Described in 1874 by Paris based, French botanist Élie-Abel Carrière (1818 – 1896), Skimmia japonica 'Veitchii' is believed to have been introduced by horticulturist and traveller John Gould Veitch (1839 – 1870), and one of the first Victorian plant hunters to visit Japan. Veitch was in Japan at the same time as Fortune, however there is no reference to him bringing back this specific introduction. Neither has any authentic plant been documented.

Skimmia japonica ‘Veitchii’ is a vigourous female clone with distinctly broad-ovate, aromatic leaves. Small but dense clusters of white star shaped flowers appear in mid and late spring. These are followed by large bunches of long lasting brilliant red, waxy fruits which appear from mid-autumn onwards. Like many other species from this genus the berries are often still in place when the plants comes back into bloom the following spring.

Under favourable condition you can expect Skimmia japonica ‘Veitchii’ to reach a height and spread of between 1-1.5 metres. Plant in a moist, well-drained soil in a bright position but one which is protected from the midday sun. Full sun can cause the top-most leaves to bleach yellow.

It will perform best in slightly acidic soils, however it will also tolerate chalk if plenty of organic matter has been previously dug in.

For related articles click onto the following links:

SKIMMIA JAPONICA VEITCHII

SKIMMIA REEVESIANA

SKIMMIA JAPONICA 'RUBELLA'

About the Author

The 'Seeds of Eaden' website is the brainchild of professional horticulturist and multi-award winning gardener Simon Eade. After six years of study; two years 'Retail Horticulture' at Hadlow College, then four years Commercial Horticulture at Greenwich University, Simon has worked in a number of 'fields' within the industry for over twenty years. Most notably, managing the prestigious Alexandra Palace garden centre in London.

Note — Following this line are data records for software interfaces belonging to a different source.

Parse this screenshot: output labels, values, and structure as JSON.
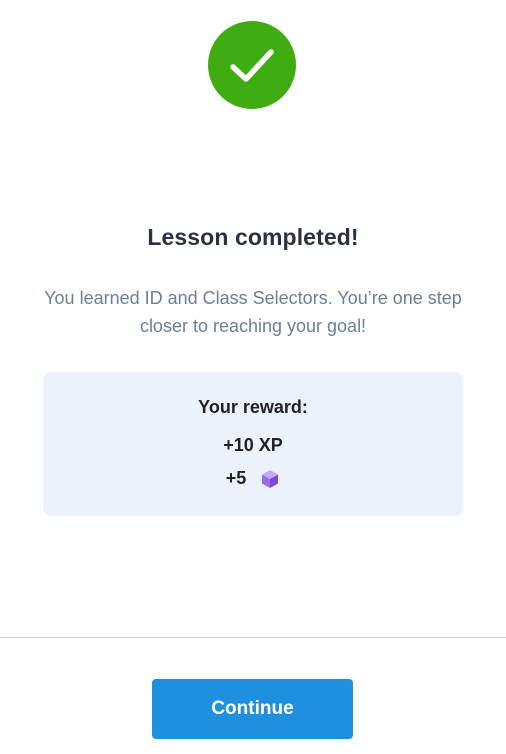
{
  "status": {
    "icon": "checkmark-icon",
    "color": "#3fad12"
  },
  "lesson": {
    "title": "Lesson completed!",
    "message": "You learned ID and Class Selectors. You’re one step closer to reaching your goal!"
  },
  "reward": {
    "title": "Your reward:",
    "xp": "+10 XP",
    "gems": "+5",
    "gem_icon": "gem-cube-icon",
    "background": "#ecf2fb"
  },
  "actions": {
    "continue_label": "Continue",
    "continue_color": "#1f8fe0"
  }
}
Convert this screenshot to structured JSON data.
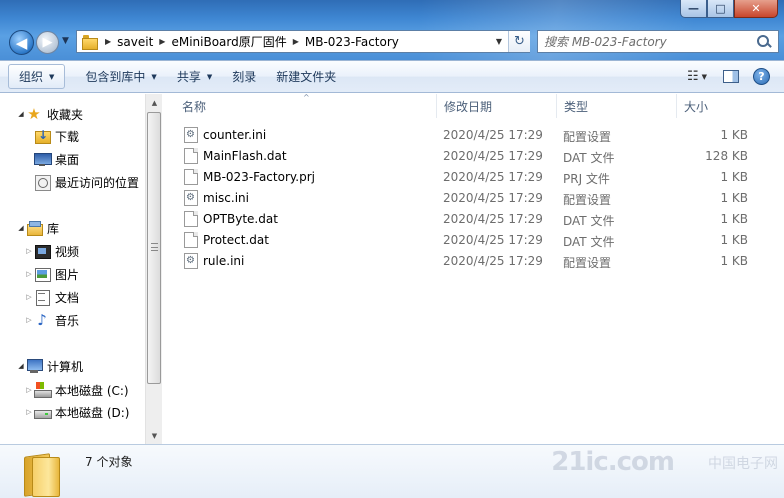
{
  "window": {
    "min_label": "—",
    "max_label": "□",
    "close_label": "✕"
  },
  "nav": {
    "back_label": "◀",
    "forward_label": "▶",
    "history_label": "▼"
  },
  "address": {
    "crumbs": [
      "saveit",
      "eMiniBoard原厂固件",
      "MB-023-Factory"
    ],
    "separator": "▶",
    "dropdown_label": "▼",
    "refresh_label": "↻"
  },
  "search": {
    "placeholder": "搜索 MB-023-Factory"
  },
  "toolbar": {
    "organize": "组织",
    "include_library": "包含到库中",
    "share": "共享",
    "burn": "刻录",
    "new_folder": "新建文件夹",
    "dropdown_arrow": "▼",
    "views_glyph": "☷",
    "help_glyph": "?"
  },
  "sidebar": {
    "collapse_glyph": "◢",
    "expand_glyph": "▷",
    "favorites": "收藏夹",
    "favorites_items": [
      "下载",
      "桌面",
      "最近访问的位置"
    ],
    "libraries": "库",
    "library_items": [
      "视频",
      "图片",
      "文档",
      "音乐"
    ],
    "computer": "计算机",
    "computer_items": [
      "本地磁盘 (C:)",
      "本地磁盘 (D:)"
    ],
    "scroll_up": "▲",
    "scroll_down": "▼"
  },
  "columns": {
    "name": "名称",
    "date": "修改日期",
    "type": "类型",
    "size": "大小",
    "sort_indicator": "^"
  },
  "files": [
    {
      "name": "counter.ini",
      "date": "2020/4/25 17:29",
      "type": "配置设置",
      "size": "1 KB",
      "icon": "ini-settings-icon"
    },
    {
      "name": "MainFlash.dat",
      "date": "2020/4/25 17:29",
      "type": "DAT 文件",
      "size": "128 KB",
      "icon": "file-icon"
    },
    {
      "name": "MB-023-Factory.prj",
      "date": "2020/4/25 17:29",
      "type": "PRJ 文件",
      "size": "1 KB",
      "icon": "file-icon"
    },
    {
      "name": "misc.ini",
      "date": "2020/4/25 17:29",
      "type": "配置设置",
      "size": "1 KB",
      "icon": "ini-settings-icon"
    },
    {
      "name": "OPTByte.dat",
      "date": "2020/4/25 17:29",
      "type": "DAT 文件",
      "size": "1 KB",
      "icon": "file-icon"
    },
    {
      "name": "Protect.dat",
      "date": "2020/4/25 17:29",
      "type": "DAT 文件",
      "size": "1 KB",
      "icon": "file-icon"
    },
    {
      "name": "rule.ini",
      "date": "2020/4/25 17:29",
      "type": "配置设置",
      "size": "1 KB",
      "icon": "ini-settings-icon"
    }
  ],
  "status": {
    "count": "7 个对象"
  },
  "watermark": {
    "logo": "21ic.com",
    "cn": "中国电子网"
  }
}
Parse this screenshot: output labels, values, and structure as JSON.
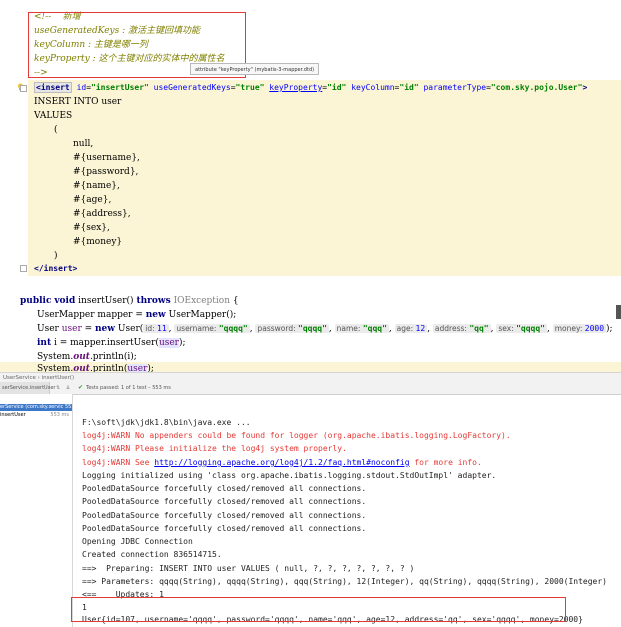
{
  "xml": {
    "tooltip": "attribute \"keyProperty\" (mybatis-3-mapper.dtd)",
    "comment": {
      "open": "<!--    新增",
      "line1": "useGeneratedKeys : 激活主键回填功能",
      "line2": "keyColumn : 主键是哪一列",
      "line3": "keyProperty : 这个主键对应的实体中的属性名",
      "close": "-->"
    },
    "insert_tag": {
      "open_bracket": "<",
      "name": "insert",
      "attr_id": "id",
      "val_id": "\"insertUser\"",
      "attr_gen": "useGeneratedKeys",
      "val_gen": "\"true\"",
      "attr_prop": "keyProperty",
      "val_prop": "\"id\"",
      "attr_col": "keyColumn",
      "val_col": "\"id\"",
      "attr_ptype": "parameterType",
      "val_ptype": "\"com.sky.pojo.User\"",
      "close_bracket": ">"
    },
    "sql": [
      "INSERT INTO user",
      "VALUES",
      "(",
      "null,",
      "#{username},",
      "#{password},",
      "#{name},",
      "#{age},",
      "#{address},",
      "#{sex},",
      "#{money}",
      ")"
    ],
    "end_tag": {
      "open": "</",
      "name": "insert",
      "close": ">"
    }
  },
  "java": {
    "sig": {
      "kw1": "public",
      "kw2": "void",
      "name": "insertUser()",
      "kw3": "throws",
      "exc": "IOException",
      "brace": "{"
    },
    "l2": {
      "a": "UserMapper mapper = ",
      "kw": "new",
      "b": " UserMapper();"
    },
    "l3": {
      "a": "User ",
      "var": "user",
      "b": " = ",
      "kw": "new",
      "c": " User(",
      "h_id": "id:",
      "v_id": "11",
      "h_un": "username:",
      "v_un": "\"qqqq\"",
      "h_pw": "password:",
      "v_pw": "\"qqqq\"",
      "h_nm": "name:",
      "v_nm": "\"qqq\"",
      "h_age": "age:",
      "v_age": "12",
      "h_addr": "address:",
      "v_addr": "\"qq\"",
      "h_sex": "sex:",
      "v_sex": "\"qqqq\"",
      "h_money": "money:",
      "v_money": "2000",
      "end": ");"
    },
    "l4": {
      "kw": "int",
      "a": " i = mapper.insertUser(",
      "var": "user",
      "b": ");"
    },
    "l5": {
      "a": "System.",
      "out": "out",
      "b": ".println(i);"
    },
    "l6": {
      "a": "System.",
      "out": "out",
      "b": ".println(",
      "var": "user",
      "c": ");"
    }
  },
  "breadcrumb": {
    "a": "UserService",
    "sep": "›",
    "b": "insertUser()"
  },
  "run": {
    "tab": "serService.insertUser",
    "status": "Tests passed: 1 of 1 test – 553 ms",
    "tree_root": "erService (com.sky.servic 553 ms",
    "tree_child": "insertUser",
    "tree_child_time": "553 ms",
    "console": [
      {
        "text": "F:\\soft\\jdk\\jdk1.8\\bin\\java.exe ...",
        "cls": ""
      },
      {
        "text": "log4j:WARN No appenders could be found for logger (org.apache.ibatis.logging.LogFactory).",
        "cls": "err"
      },
      {
        "text": "log4j:WARN Please initialize the log4j system properly.",
        "cls": "err"
      },
      {
        "text": "Logging initialized using 'class org.apache.ibatis.logging.stdout.StdOutImpl' adapter.",
        "cls": ""
      },
      {
        "text": "PooledDataSource forcefully closed/removed all connections.",
        "cls": ""
      },
      {
        "text": "PooledDataSource forcefully closed/removed all connections.",
        "cls": ""
      },
      {
        "text": "PooledDataSource forcefully closed/removed all connections.",
        "cls": ""
      },
      {
        "text": "PooledDataSource forcefully closed/removed all connections.",
        "cls": ""
      },
      {
        "text": "Opening JDBC Connection",
        "cls": ""
      },
      {
        "text": "Created connection 836514715.",
        "cls": ""
      },
      {
        "text": "==>  Preparing: INSERT INTO user VALUES ( null, ?, ?, ?, ?, ?, ?, ? )",
        "cls": ""
      },
      {
        "text": "==> Parameters: qqqq(String), qqqq(String), qqq(String), 12(Integer), qq(String), qqqq(String), 2000(Integer)",
        "cls": ""
      },
      {
        "text": "<==    Updates: 1",
        "cls": ""
      },
      {
        "text": "1",
        "cls": ""
      },
      {
        "text": "User{id=107, username='qqqq', password='qqqq', name='qqq', age=12, address='qq', sex='qqqq', money=2000}",
        "cls": ""
      }
    ],
    "log_link": {
      "pre": "log4j:WARN See ",
      "url": "http://logging.apache.org/log4j/1.2/faq.html#noconfig",
      "post": " for more info."
    }
  }
}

Since then he has become an internationally published writer, and author of the popular 'Garden of Eaden' blog.

Simon Eade is also a recipient of the Royal Horticultural Society's Banksian medal

You can contact the 'Seeds of Eaden' at gardenofeaden@gmail.com